The 2-5-1 turnaround moves in fourths, which is counter-clockwise on this chart. Many jazz songs either move in fourths or have a part of the song that does. This chart also includes the major triads which are essential to commit to memory.
I've also included the signature for the key in the staff. At the beginning of the staff, you will see a collection of sharps or flats (C major has no sharps or flats). The sharps and flats are the "key signature" -- indicating the key the song is in. For instance, if you see three sharps, that is the key of A major. Three sharps is also the key symbol for F# minor; the companion minor of A major is F# minor. The companion minor keys are on the inner circle of this chart.
What about those jazz hands? In a session, the leader might call out a tune and need to signal it's in E major, since songs can be played in different keys. Since "E" sounds a lot like "B" and "C" and "D", confusion is avoided by holding fingers up for sharps and down for flats. If a bandleader holds two fingers up, that means the song will be in the key of D major, or (B minor, if it's a minor tune).
You will notice that the number of sharps increase by one with each move clockwise and the flats increase with each move counter-clockwise until you reach the bottom. There are two mnemonic devices to memorize how the flats and sharps progress, but guess what? The progression also moves like the cirlce!
The mnemonic phrase for sharps is: Fine Classical Guitarists Demand Accurate Execution (Buddy). Congratulations, you just learned the clockwise progression of the circle! The sharps are added in fifths. The key of G has 1 sharp: C. The key of D has two sharps, C and G. The sharps keep adding as you advance.
The flats are added in fourths. The mnemonic phrase for flats is: Be Ever Alert During Guitar Class (Forever). The key of F has the one flat of B. The key of B flat has the flats of B and E in the signature. This signature adds a flat as you go counter-clockwise in the circle, advancing in fourths. This progression is the reverse of the sharps, alphabetically.
It is wise to learn all the key signatures. If you see a lead sheet and are uncertain, there are two tricks to help you out. For key signatures with sharps, if you look at the note above the last sharp, that is the key. The signature for G is the sharp of F. Move one up from F and you get the key -- G. For flats, the key is the second-to-last flat. The key Ab major has four flats in the signature, B, E, A, D. Move back one from the last flat on the signature (sitting on the D). The penultimate flat sits on the A -- therefore, the tune is in A flat.
That's all I know about the circle for now, but you can see the circle's usefulness.
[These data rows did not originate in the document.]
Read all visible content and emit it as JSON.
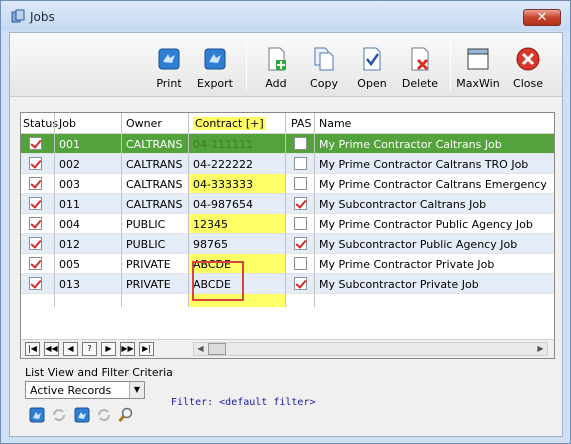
{
  "window": {
    "title": "Jobs",
    "close_glyph": "✕"
  },
  "toolbar": {
    "buttons": [
      {
        "label": "Print",
        "icon": "print-icon"
      },
      {
        "label": "Export",
        "icon": "export-icon"
      },
      {
        "label": "Add",
        "icon": "add-icon"
      },
      {
        "label": "Copy",
        "icon": "copy-icon"
      },
      {
        "label": "Open",
        "icon": "open-icon"
      },
      {
        "label": "Delete",
        "icon": "delete-icon"
      },
      {
        "label": "MaxWin",
        "icon": "maxwin-icon"
      },
      {
        "label": "Close",
        "icon": "close-icon"
      }
    ]
  },
  "grid": {
    "columns": [
      "Status",
      "Job",
      "Owner",
      "Contract [+]",
      "PAS",
      "Name"
    ],
    "rows": [
      {
        "status": true,
        "job": "001",
        "owner": "CALTRANS",
        "contract": "04-111111",
        "pas": false,
        "name": "My Prime Contractor Caltrans Job"
      },
      {
        "status": true,
        "job": "002",
        "owner": "CALTRANS",
        "contract": "04-222222",
        "pas": false,
        "name": "My Prime Contractor Caltrans TRO Job"
      },
      {
        "status": true,
        "job": "003",
        "owner": "CALTRANS",
        "contract": "04-333333",
        "pas": false,
        "name": "My Prime Contractor Caltrans Emergency"
      },
      {
        "status": true,
        "job": "011",
        "owner": "CALTRANS",
        "contract": "04-987654",
        "pas": true,
        "name": "My Subcontractor Caltrans Job"
      },
      {
        "status": true,
        "job": "004",
        "owner": "PUBLIC",
        "contract": "12345",
        "pas": false,
        "name": "My Prime Contractor Public Agency Job"
      },
      {
        "status": true,
        "job": "012",
        "owner": "PUBLIC",
        "contract": "98765",
        "pas": true,
        "name": "My Subcontractor Public Agency Job"
      },
      {
        "status": true,
        "job": "005",
        "owner": "PRIVATE",
        "contract": "ABCDE",
        "pas": false,
        "name": "My Prime Contractor Private Job"
      },
      {
        "status": true,
        "job": "013",
        "owner": "PRIVATE",
        "contract": "ABCDE",
        "pas": true,
        "name": "My Subcontractor Private Job"
      }
    ],
    "selected_row": 0,
    "nav_buttons": [
      "|◀",
      "◀◀",
      "◀",
      "?",
      "▶",
      "▶▶",
      "▶|"
    ]
  },
  "filter": {
    "label": "List View and Filter Criteria",
    "selected": "Active Records",
    "text": "Filter: <default filter>"
  },
  "colors": {
    "selected_row": "#54a23c",
    "contract_highlight": "#ffff66",
    "alt_row": "#e4ecf7",
    "highlight_box": "#d6463a"
  }
}
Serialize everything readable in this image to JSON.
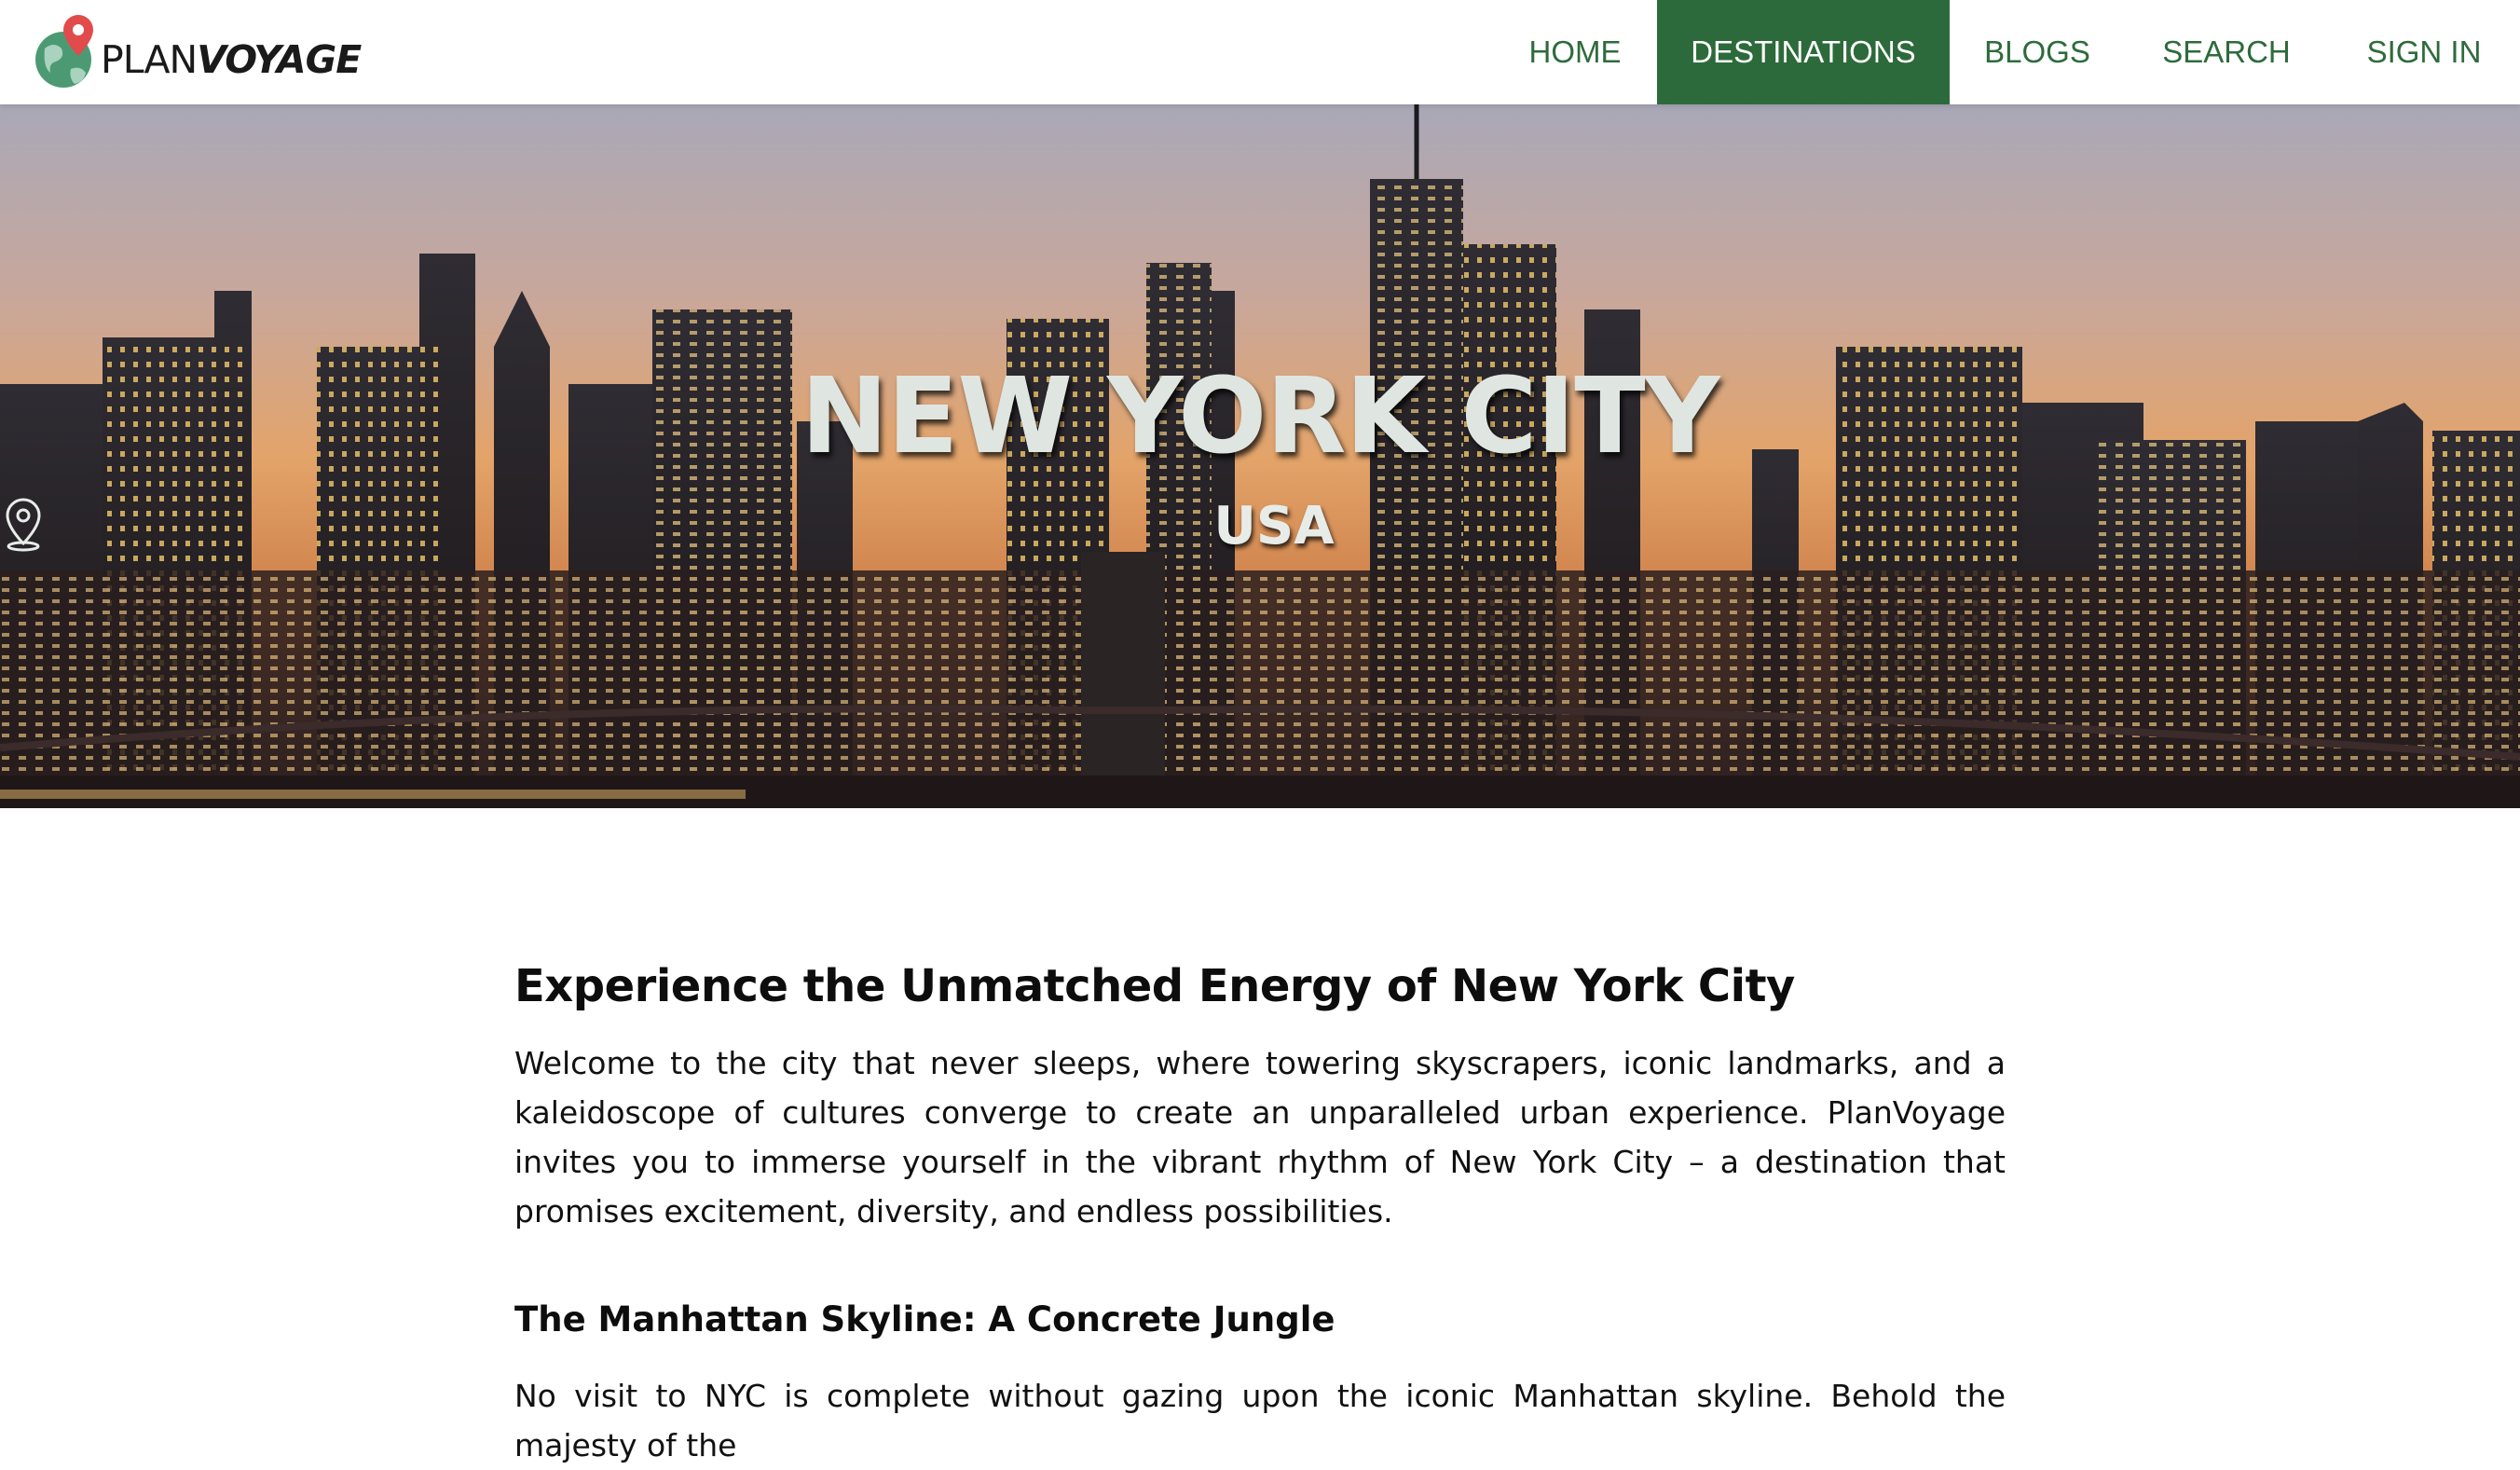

This is a good reference for things to learn -- key signatures, 2-5-1 progressions, companion minors, major triads, etc.
When I first tried to learn the progression, my mnemonic was BEAD, Guitars Cause Fun. If that doesn't stick, make up your own -- the weirder the better. Or use "Be Ever Alert During Guitar Class Forever." It's also good to know the alphabet starts over at F (going to flats) and F#, going to naturals. F is for "flip" in this case. Of course all the sharps have an identical flat and vice versa (F# is Gb), so be aware of that.